Charlotte leaders look to approve effort to keep existing apartments affordable

Charlotte leaders look to approve effort to keep existing apartments affordable

CHARLOTTE, N.C. — On Monday night, Charlotte City Council members unanimously approved a first-of-its-kind effort to help keep existing apartments affordable.

The pilot program is centered around the Lake Mist Apartments in south Charlotte.

Content Continues Below

The Lake Mist Apartments along Old Pineville Road are close to the light rail, have access to good schools, shops and jobs, but are also in an area at risk for gentrification. When developers said they might knock the apartments down and build something newer and charge much higher rents, the residents said they couldn’t afford it.

“The prices are already expensive as it is,” one neighbor said.
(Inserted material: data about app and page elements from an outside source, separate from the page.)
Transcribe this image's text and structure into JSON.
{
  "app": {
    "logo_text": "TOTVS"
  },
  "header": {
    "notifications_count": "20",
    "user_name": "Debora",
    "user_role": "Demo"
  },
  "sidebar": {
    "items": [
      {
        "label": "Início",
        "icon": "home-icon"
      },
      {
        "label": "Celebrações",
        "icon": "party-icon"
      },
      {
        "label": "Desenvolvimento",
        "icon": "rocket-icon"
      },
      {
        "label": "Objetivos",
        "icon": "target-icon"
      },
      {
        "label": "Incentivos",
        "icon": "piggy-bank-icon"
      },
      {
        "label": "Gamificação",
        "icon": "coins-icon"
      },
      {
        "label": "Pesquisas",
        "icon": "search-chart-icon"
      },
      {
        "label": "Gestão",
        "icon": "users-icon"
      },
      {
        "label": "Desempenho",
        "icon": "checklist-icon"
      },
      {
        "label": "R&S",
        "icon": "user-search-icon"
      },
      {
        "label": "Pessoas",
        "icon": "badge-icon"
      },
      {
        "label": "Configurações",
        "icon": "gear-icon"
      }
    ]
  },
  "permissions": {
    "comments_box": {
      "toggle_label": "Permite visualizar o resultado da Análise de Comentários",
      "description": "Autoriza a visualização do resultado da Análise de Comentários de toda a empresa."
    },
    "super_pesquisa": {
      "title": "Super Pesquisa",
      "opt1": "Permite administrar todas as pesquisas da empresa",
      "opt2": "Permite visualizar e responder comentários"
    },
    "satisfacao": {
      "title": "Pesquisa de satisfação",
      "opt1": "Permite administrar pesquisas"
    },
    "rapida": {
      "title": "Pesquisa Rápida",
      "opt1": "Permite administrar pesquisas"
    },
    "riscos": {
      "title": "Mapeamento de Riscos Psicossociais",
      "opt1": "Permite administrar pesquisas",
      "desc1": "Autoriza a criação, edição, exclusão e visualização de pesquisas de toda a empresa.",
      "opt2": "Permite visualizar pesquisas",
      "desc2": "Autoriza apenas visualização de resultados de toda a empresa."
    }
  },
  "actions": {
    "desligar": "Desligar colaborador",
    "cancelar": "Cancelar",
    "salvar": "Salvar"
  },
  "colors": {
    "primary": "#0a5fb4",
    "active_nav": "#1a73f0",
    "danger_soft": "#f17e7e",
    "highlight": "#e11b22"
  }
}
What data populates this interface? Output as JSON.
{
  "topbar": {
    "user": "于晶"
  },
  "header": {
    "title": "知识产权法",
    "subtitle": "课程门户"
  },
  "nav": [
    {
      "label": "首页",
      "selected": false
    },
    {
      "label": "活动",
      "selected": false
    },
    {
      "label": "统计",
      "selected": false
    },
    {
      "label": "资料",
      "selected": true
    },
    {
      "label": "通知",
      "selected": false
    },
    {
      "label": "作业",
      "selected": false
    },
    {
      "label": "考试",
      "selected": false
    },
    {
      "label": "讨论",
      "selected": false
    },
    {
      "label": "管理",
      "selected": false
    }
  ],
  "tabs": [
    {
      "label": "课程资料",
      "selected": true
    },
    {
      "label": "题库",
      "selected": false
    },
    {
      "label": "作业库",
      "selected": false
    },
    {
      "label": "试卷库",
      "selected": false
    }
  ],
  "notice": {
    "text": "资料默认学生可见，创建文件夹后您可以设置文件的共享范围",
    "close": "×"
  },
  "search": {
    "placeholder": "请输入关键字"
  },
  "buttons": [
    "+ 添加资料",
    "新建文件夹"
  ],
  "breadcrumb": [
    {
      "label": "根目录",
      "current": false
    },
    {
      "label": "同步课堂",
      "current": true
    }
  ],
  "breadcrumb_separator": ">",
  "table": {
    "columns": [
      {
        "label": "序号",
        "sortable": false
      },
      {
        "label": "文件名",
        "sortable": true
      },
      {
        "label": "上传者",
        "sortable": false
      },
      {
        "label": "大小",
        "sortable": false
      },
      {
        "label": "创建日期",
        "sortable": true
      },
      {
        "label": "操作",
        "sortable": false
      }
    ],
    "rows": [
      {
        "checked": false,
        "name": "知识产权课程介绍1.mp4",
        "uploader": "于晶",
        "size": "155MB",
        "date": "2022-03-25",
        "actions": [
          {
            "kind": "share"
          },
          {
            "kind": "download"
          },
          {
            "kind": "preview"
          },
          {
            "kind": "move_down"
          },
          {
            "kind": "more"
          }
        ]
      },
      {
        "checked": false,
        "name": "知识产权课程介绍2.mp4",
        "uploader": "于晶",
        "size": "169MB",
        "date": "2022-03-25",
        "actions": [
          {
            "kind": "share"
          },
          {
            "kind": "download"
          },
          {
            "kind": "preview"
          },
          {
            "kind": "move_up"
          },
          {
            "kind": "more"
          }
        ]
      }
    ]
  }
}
Officer Claudio Jiménez patrols the apartment complex every day as the Charlotte-Mecklenburg Police Department’s Latino Outreach Specialist. It’s a booming area -- with rents increasing roughly 34% in the last 5 years.

“It’s grown dramatically, it’s exploded,” Jiménez said.

According to Jiménez, 90% of people who live in the complex are Latino and many of them struggle to make ends meet.

“We need to be able to provide these people with more resources,” he said. “They work long hours, they work two jobs to make ends meet,” he said.

The city has been working on a partnership to keep the apartments affordable for years to come. In September, city council approved taking more than $2.4 million from the Housing Trust Fund to help investors make improvements to the complex.

The county then agreed to use their share of property taxes, about $84,000, to subsidize rents.

Monday night, the city will consider doing the same for its portion of the tax bill -- about $53,000. That will help some of the poorest families who live in 44 of the 144 apartments pay their rent.

To qualify, a family of four would have to make less than $26,000 a year. The other units in the complex will have income restrictions and get subsidies as well.

“It would be a good idea to have that kind of program because it would be a benefit for us with rising prices,” a neighbor said.

Last week, a group of investors announced a $58 million housing impact fund. It’s aimed at saving 1,500 existing affordable apartments in Charlotte -- Lake Mist is the first of those.

The investors are focused on buying the complexes along South Boulevard, Monroe Road and Central Avenue. They’ll all remain affordable and targeted to families who make between $26,000 and $67,000 a year.

‘Tremendous victory’: Charlotte voters support affordable housing, road improvements